Halophila johnsonii is an endangered seagrass species that is restricted to the Florida Bay region of Florida, USA. Its taxonomic status has been called into question, in particular, given the close morphological and genetic similarity of H. johnsonii and the widely distributed and morphologically variable H. ovalis, which is largely restricted to the Indo-Pacific region. While a close relationship to H. ovalis is uncontroversial, it remains uncertain whether H. johnsonii represents a distinct lineage or...

Data from: The extension of foundress lifespan and the evolution of eusociality in the Hymenoptera (American Naturalist)

Jack Da Silva
The evolution of effectively sterile workers in the aculeate Hymenoptera (ants, bees and stinging wasps) requires that a female’s lifespan largely overlap that of her daughters. The evolution of long nest foundress lifespans in eusocial species from the short lifespans of solitary species is investigated. Analyses that control for phylogeny show for the first time that foundress adult lifespan increases, and first-brood offspring development time decreases, with increasing colony size, resulting in the ratio of...

Data from: Reticulate evolution, ancient chloroplast haplotypes, and rapid radiation of the Australian plant genus Adenanthos (Proteaceae)

Francis Nge
Cytonuclear discordance, commonly detected in phylogenetic studies, is often attributed to hybridisation and/or incomplete lineage sorting (ILS). New sequencing technologies and analytical approaches can provide new insights into the relative importance of these processes.
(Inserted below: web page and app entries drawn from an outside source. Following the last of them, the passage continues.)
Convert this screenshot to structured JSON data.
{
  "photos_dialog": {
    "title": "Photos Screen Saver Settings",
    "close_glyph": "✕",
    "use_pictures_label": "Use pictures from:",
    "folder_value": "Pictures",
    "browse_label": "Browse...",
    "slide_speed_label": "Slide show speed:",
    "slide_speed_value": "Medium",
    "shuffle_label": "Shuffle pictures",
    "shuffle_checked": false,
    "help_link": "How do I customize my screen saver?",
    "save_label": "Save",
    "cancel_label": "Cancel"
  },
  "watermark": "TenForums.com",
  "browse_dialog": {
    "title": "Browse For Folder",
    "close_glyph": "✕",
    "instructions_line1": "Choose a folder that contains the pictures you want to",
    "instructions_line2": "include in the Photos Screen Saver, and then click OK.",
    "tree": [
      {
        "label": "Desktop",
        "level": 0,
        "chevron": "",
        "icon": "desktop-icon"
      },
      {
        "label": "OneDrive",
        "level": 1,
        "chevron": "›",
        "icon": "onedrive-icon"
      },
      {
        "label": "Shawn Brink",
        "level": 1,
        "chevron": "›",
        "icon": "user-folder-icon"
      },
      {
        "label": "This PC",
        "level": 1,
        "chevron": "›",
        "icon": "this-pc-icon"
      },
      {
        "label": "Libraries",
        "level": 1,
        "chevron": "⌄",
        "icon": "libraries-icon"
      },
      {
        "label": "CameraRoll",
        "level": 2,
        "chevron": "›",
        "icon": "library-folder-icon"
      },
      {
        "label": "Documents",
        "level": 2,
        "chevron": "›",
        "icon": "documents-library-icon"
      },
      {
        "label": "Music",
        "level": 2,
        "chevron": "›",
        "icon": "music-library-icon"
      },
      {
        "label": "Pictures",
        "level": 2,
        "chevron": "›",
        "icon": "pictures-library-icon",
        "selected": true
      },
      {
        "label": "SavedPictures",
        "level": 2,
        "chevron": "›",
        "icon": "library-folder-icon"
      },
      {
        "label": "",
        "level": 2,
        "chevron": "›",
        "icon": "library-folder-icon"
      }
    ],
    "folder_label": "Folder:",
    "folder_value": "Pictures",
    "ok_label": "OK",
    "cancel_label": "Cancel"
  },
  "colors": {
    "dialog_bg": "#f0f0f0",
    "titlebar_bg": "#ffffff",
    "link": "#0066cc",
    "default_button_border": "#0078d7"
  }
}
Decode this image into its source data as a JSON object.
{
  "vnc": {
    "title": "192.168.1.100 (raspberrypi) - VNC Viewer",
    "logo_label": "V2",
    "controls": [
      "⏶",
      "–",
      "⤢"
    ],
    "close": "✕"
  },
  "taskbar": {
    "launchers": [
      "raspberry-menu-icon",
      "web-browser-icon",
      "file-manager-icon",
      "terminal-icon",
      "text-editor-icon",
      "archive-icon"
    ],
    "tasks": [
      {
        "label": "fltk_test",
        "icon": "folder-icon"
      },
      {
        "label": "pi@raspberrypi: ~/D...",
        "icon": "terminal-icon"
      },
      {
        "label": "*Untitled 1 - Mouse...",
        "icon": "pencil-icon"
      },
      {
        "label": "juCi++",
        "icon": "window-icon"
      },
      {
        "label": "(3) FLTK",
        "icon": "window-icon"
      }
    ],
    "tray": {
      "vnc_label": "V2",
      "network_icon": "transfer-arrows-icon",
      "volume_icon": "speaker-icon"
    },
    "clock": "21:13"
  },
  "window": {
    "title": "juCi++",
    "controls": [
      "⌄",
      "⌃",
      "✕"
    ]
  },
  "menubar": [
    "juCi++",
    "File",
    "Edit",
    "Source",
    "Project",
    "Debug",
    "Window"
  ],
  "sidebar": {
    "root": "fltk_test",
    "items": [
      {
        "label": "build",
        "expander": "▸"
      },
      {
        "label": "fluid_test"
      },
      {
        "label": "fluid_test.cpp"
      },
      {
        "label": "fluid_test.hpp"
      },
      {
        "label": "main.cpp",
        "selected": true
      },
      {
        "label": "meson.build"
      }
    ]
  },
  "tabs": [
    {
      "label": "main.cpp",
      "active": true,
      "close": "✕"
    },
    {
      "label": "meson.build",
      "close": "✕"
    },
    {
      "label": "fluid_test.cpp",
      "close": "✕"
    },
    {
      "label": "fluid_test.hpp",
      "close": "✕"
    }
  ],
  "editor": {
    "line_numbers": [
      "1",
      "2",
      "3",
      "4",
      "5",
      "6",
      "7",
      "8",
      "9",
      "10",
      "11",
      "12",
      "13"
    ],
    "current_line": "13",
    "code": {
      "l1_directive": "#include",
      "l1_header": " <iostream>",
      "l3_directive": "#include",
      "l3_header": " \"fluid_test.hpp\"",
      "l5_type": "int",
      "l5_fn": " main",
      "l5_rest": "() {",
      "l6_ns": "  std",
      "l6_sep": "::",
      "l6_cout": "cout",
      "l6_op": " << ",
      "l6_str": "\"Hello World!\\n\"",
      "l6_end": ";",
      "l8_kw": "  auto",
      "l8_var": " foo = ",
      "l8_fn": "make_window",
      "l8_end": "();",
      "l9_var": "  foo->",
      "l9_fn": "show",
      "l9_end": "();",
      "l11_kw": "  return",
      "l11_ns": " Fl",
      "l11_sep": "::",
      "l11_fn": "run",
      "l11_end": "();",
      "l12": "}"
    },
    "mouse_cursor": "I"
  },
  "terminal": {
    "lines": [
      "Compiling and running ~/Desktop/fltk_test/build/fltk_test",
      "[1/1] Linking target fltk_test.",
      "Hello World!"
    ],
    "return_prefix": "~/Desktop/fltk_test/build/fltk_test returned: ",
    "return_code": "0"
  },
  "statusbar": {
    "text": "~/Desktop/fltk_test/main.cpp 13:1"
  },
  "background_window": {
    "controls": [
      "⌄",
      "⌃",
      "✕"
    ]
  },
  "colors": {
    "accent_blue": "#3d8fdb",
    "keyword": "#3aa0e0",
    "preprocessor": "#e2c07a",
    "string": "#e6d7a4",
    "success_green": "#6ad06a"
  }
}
Hybridisation has previously been reported in the Australian endemic plant genus Adenanthos (Proteaceae). Like many Australian genera, Adenanthos is of relatively ancient origin, and provides an opportunity to examine long-term evolutionary consequences of gene flow between lineages. Using a hybrid capture...

Registration Year

  • 2021

Resource Types

  • Dataset
  • Output Management Plan


  • University of Adelaide
  • Natural History Museum
  • National Research Institute for Agriculture, Food and Environment
  • Sun Yat-sen University
  • Wilfrid Laurier University
  • The Nature Conservancy
  • The Ohio State University
  • National Council for Scientific Research
  • University of Bologna
  • University of Virginia